U.S. Extends Temporary Protected Status for Haiti


The Secretary of Homeland Security, Jeh Johnson, has announced the Department of Homeland Security (DHS) is extending the designation of Haiti for Temporary Protected Status (TPS) for an additional 18 months. The extended designation is effective January 23, 2016 through July 22, 2017. The extension allows currently eligible TPS beneficiaries to retain TPS through July 22, 2017, so long as they otherwise continue to meet the eligibility requirements for TPS.

Haiti was initially designated for TPS on January 21, 2010, after a major earthquake devastated the country. The Secretary has determined that an extension is warranted because the conditions in Haiti that prompted the TPS designation are still prevalent. There continue to be extraordinary and temporary conditions in that country that prevent Haitian nationals from returning safely to Haiti.


The 60-day re-registration period runs from August 25, 2015 through October 26, 2015. Re-registration is limited to Haitian nationals who have previously registered for TPS and whose applications have been granted. US Citizenship and Immigration Services (USCIS) encourages beneficiaries to re-register as soon as possible once the 60-day re-registration period begins.

Certain nationals of Haiti who have not previously applied for TPS may be eligible to apply under the late initial registration provisions if they meet (1) at least one of the late initial filing criteria, and (2) all TPS eligibility criteria (including continuous residence in the United States since January 12, 2011, and continuous physical presence in the United States since July 23, 2011).

Work Authorization

The 18-month extension also allows TPS re-registrants to apply for a new employment authorization documents. USCIS will issue new EADs with a July 22, 2017 expiration date to eligible Haiti TPS beneficiaries who timely re-register and apply for EADs under this extension.

Given the timeframes involved with processing TPS re-registration applications, DHS recognizes that not all re-registrants will receive new EADs before their current EADs expire on January 22, 2016. Accordingly, DHS automatically extends the validity of EADs issued under the TPS designation of Haiti for 6 months, through July 22, 2016.

Foley Law Offices

Foley Law Offices is working with clients to re-register their TPS status and work authorization applications. If you are a Haitian national currently residing in the United States, or currently registered for TPS, please contact our office to learn more about registration and eligibility.

Our staff of attorneys may be reached by phone at (617) 973-6448 or email at [email protected]

For further information on TPS, please visit the USCIS TPS page at: www.uscis.gov/tps.

SJC Holds Padilla to be Retroactive under Massachusetts Common Law and Article 12 of the Massachusetts Declaration of Rights

A unanimous opinion recently issued by the Massachusetts Supreme Judicial Court (SJC) may give some immigrants a shot at obtaining legal status.

In Commonwealth v. Sylvain, the SJC found that it is still the responsibility of the defense counsel to inform noncitizens clients of any possible immigration consequences.
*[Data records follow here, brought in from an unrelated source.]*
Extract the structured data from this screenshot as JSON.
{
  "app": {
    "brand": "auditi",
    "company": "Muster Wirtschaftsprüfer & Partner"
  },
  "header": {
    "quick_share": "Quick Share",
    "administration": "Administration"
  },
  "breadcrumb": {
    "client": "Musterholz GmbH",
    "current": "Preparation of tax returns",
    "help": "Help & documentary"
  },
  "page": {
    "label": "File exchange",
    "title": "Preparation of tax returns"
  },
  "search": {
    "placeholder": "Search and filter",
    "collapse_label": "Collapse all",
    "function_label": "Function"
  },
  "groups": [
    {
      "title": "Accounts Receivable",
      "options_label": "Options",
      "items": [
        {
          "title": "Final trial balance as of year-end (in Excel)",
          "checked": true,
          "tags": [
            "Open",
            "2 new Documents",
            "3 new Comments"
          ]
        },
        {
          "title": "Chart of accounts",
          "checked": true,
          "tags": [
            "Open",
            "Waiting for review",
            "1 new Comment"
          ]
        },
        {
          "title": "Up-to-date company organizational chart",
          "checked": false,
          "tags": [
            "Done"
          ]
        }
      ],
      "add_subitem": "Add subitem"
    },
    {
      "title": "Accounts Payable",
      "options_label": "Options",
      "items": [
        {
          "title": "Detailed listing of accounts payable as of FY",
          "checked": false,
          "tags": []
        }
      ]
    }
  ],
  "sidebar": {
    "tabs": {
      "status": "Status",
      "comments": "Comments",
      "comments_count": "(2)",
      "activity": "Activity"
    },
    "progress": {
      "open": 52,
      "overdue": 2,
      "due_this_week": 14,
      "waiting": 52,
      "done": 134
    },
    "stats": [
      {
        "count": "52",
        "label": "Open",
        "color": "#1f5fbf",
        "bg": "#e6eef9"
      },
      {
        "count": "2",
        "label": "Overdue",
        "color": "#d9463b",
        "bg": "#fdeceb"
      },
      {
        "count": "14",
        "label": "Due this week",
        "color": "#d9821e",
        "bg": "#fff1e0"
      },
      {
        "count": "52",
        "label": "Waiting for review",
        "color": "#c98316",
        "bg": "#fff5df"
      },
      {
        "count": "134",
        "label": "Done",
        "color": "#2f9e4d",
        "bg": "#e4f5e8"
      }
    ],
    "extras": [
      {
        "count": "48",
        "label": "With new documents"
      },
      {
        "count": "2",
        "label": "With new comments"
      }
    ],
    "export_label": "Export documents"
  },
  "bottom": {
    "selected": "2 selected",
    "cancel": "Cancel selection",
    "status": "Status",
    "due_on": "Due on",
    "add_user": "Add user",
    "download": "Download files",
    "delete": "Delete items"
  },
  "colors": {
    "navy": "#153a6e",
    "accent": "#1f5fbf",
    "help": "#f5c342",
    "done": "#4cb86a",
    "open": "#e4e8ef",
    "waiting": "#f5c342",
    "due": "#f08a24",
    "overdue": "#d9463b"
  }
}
According to Padilla v. Kentucky and Massachusetts law, this will be retroactive for all convictions ordered after April 1, 1997.

The Supreme Judicial Court also ordered that it was their duty to accurately instruct noncitizen defendants under article 12 of the Massachusetts Declaration of Rights.

What does this mean to you? It may mean that, even with criminal convictions, you may still be able to adjust status and obtain a Legal Resident/Green card. There is no blanket waiver and every case should be considered on its own merits.

If you have a criminal conviction that has prevented you from obtaining legal status, call for a consultation to determine if this SJC decision opens the door for you.

Foley Law Files Same Sex Adjustment Case

We have filed our first same-sex adjustment of status marriage case following the groundbreaking decision from the U. S. Supreme Court (United States v. Windsor) that ruled the Defense of Marriage Act (commonly referred to as “DOMA”) was unconstitutional. DOMA had barred same-sex couples from receiving federal benefits including immigration benefits.

The Courts’ decision means spouses of U.S. citizens or Legal Permanent Residents (also known as Green card holders) can now acquire benefits that were previously denied to them because their same-sex marriage was not fully recognized by the federal government.

The U.S. Citizenship and Immigration Service (USCIS) is now reviewing immigration petitions filed on behalf of a same-sex spouse “in the same manner as those filed on behalf of an opposite-sex spouse.”

In my case, the couple met while they were in college. They have been together for over five years and they recently celebrated their second wedding anniversary.

I was pleased to be able to tell them “your case will be handled like any other adjustment case. The fact that you are a same sex couple no longer matters.”